*What needs to be done:* All of the data must be output exactly, with every picture left out.
⁂
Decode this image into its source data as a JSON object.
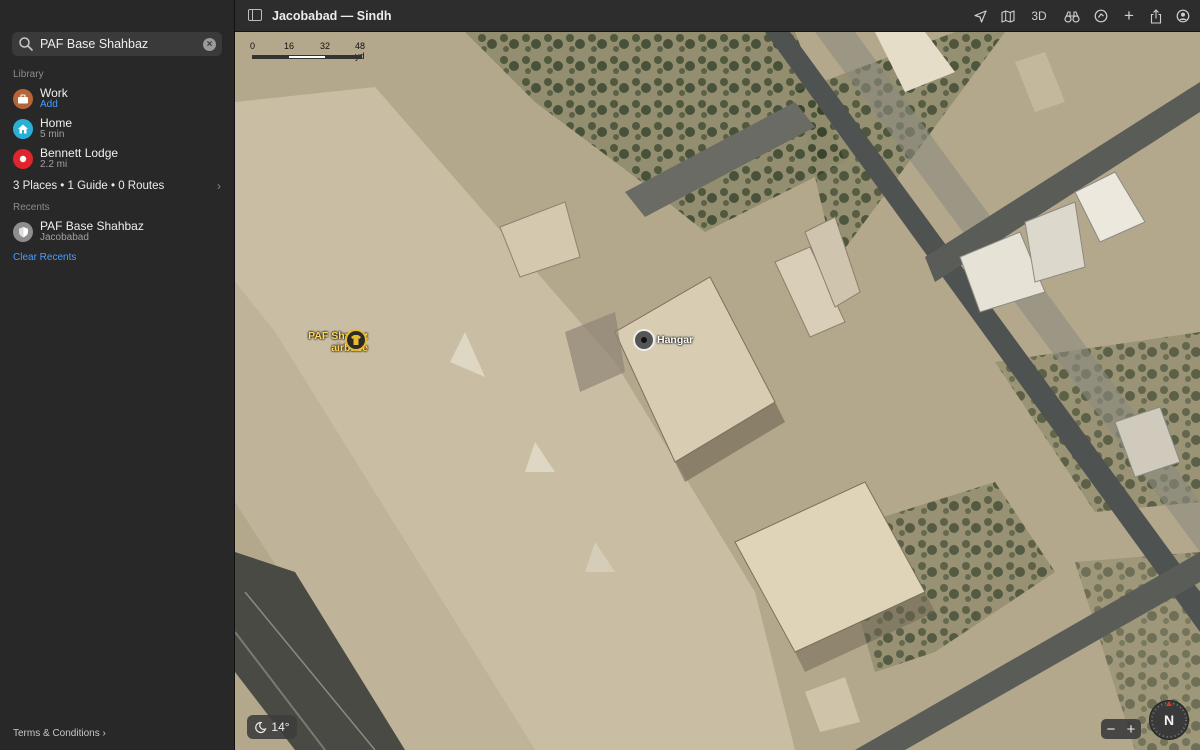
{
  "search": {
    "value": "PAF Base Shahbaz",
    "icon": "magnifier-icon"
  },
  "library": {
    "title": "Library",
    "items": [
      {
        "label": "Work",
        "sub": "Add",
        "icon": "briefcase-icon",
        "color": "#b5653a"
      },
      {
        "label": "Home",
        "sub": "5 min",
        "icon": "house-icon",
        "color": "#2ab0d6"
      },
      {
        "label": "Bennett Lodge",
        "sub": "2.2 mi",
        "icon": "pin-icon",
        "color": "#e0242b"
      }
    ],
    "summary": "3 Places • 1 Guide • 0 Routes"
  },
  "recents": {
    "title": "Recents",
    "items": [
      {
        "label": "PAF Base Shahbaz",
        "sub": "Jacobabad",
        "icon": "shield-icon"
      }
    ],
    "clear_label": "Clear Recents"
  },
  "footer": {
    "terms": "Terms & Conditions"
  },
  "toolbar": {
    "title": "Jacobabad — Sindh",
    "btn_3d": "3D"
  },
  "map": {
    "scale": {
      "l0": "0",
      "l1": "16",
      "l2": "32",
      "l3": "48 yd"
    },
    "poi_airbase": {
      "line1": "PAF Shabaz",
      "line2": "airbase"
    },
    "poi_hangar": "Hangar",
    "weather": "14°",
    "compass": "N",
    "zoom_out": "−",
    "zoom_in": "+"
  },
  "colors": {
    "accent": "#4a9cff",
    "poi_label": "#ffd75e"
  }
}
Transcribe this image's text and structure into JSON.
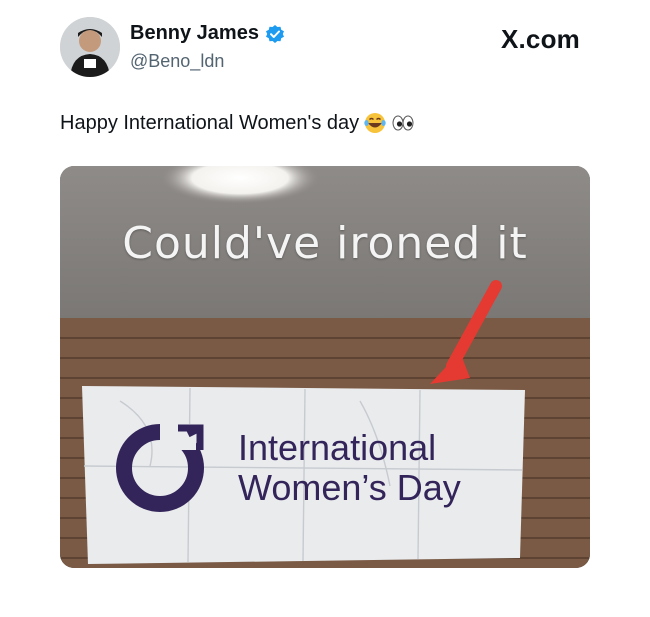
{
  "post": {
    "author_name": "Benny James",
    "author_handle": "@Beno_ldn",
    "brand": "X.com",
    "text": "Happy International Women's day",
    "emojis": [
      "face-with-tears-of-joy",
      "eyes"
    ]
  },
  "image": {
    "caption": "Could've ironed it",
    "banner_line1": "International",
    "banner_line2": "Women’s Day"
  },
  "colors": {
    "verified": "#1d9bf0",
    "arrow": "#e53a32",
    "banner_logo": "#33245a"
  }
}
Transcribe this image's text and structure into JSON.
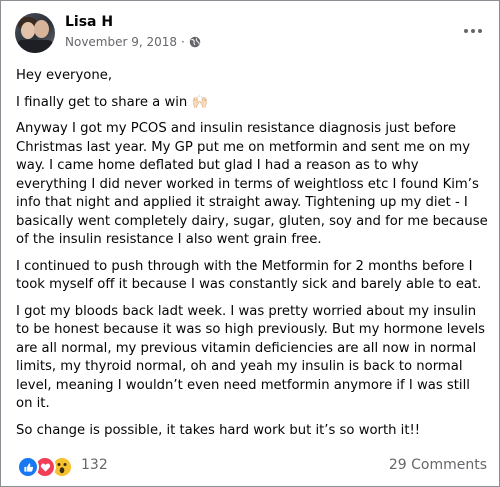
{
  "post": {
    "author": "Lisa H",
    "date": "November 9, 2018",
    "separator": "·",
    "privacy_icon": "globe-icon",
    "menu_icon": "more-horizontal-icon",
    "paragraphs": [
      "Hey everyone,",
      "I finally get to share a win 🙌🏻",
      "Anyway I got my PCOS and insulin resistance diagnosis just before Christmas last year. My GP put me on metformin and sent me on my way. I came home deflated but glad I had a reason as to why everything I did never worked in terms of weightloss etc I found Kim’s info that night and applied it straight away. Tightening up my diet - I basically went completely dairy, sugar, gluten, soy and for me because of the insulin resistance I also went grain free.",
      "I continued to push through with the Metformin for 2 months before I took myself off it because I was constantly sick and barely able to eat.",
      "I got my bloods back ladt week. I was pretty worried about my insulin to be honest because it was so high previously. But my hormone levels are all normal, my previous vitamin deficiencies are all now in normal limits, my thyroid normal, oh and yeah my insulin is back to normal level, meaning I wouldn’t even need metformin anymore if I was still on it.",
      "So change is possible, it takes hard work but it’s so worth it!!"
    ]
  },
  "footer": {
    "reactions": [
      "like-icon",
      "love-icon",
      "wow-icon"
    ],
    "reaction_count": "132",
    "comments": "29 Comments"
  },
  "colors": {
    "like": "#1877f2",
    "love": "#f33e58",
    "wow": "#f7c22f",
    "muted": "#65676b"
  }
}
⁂
*Response to the exercise:*
Decode this image into its source data as a JSON object.
{
  "search": {
    "value": "PAF Base Shahbaz",
    "icon": "magnifier-icon"
  },
  "library": {
    "title": "Library",
    "items": [
      {
        "label": "Work",
        "sub": "Add",
        "icon": "briefcase-icon",
        "color": "#b5653a"
      },
      {
        "label": "Home",
        "sub": "5 min",
        "icon": "house-icon",
        "color": "#2ab0d6"
      },
      {
        "label": "Bennett Lodge",
        "sub": "2.2 mi",
        "icon": "pin-icon",
        "color": "#e0242b"
      }
    ],
    "summary": "3 Places • 1 Guide • 0 Routes"
  },
  "recents": {
    "title": "Recents",
    "items": [
      {
        "label": "PAF Base Shahbaz",
        "sub": "Jacobabad",
        "icon": "shield-icon"
      }
    ],
    "clear_label": "Clear Recents"
  },
  "footer": {
    "terms": "Terms & Conditions"
  },
  "toolbar": {
    "title": "Jacobabad — Sindh",
    "btn_3d": "3D"
  },
  "map": {
    "scale": {
      "l0": "0",
      "l1": "16",
      "l2": "32",
      "l3": "48 yd"
    },
    "poi_airbase": {
      "line1": "PAF Shabaz",
      "line2": "airbase"
    },
    "poi_hangar": "Hangar",
    "weather": "14°",
    "compass": "N",
    "zoom_out": "−",
    "zoom_in": "+"
  },
  "colors": {
    "accent": "#4a9cff",
    "poi_label": "#ffd75e"
  }
}
Transcribe this image's text and structure into JSON.
{
  "post": {
    "author_name": "Benny James",
    "author_handle": "@Beno_ldn",
    "brand": "X.com",
    "text": "Happy International Women's day",
    "emojis": [
      "face-with-tears-of-joy",
      "eyes"
    ]
  },
  "image": {
    "caption": "Could've ironed it",
    "banner_line1": "International",
    "banner_line2": "Women’s Day"
  },
  "colors": {
    "verified": "#1d9bf0",
    "arrow": "#e53a32",
    "banner_logo": "#33245a"
  }
}
Transcribe this image's text and structure into JSON.
{
  "post": {
    "author": "Lisa H",
    "date": "November 9, 2018",
    "separator": "·",
    "privacy_icon": "globe-icon",
    "menu_icon": "more-horizontal-icon",
    "paragraphs": [
      "Hey everyone,",
      "I finally get to share a win 🙌🏻",
      "Anyway I got my PCOS and insulin resistance diagnosis just before Christmas last year. My GP put me on metformin and sent me on my way. I came home deflated but glad I had a reason as to why everything I did never worked in terms of weightloss etc I found Kim’s info that night and applied it straight away. Tightening up my diet - I basically went completely dairy, sugar, gluten, soy and for me because of the insulin resistance I also went grain free.",
      "I continued to push through with the Metformin for 2 months before I took myself off it because I was constantly sick and barely able to eat.",
      "I got my bloods back ladt week. I was pretty worried about my insulin to be honest because it was so high previously. But my hormone levels are all normal, my previous vitamin deficiencies are all now in normal limits, my thyroid normal, oh and yeah my insulin is back to normal level, meaning I wouldn’t even need metformin anymore if I was still on it.",
      "So change is possible, it takes hard work but it’s so worth it!!"
    ]
  },
  "footer": {
    "reactions": [
      "like-icon",
      "love-icon",
      "wow-icon"
    ],
    "reaction_count": "132",
    "comments": "29 Comments"
  },
  "colors": {
    "like": "#1877f2",
    "love": "#f33e58",
    "wow": "#f7c22f",
    "muted": "#65676b"
  }
}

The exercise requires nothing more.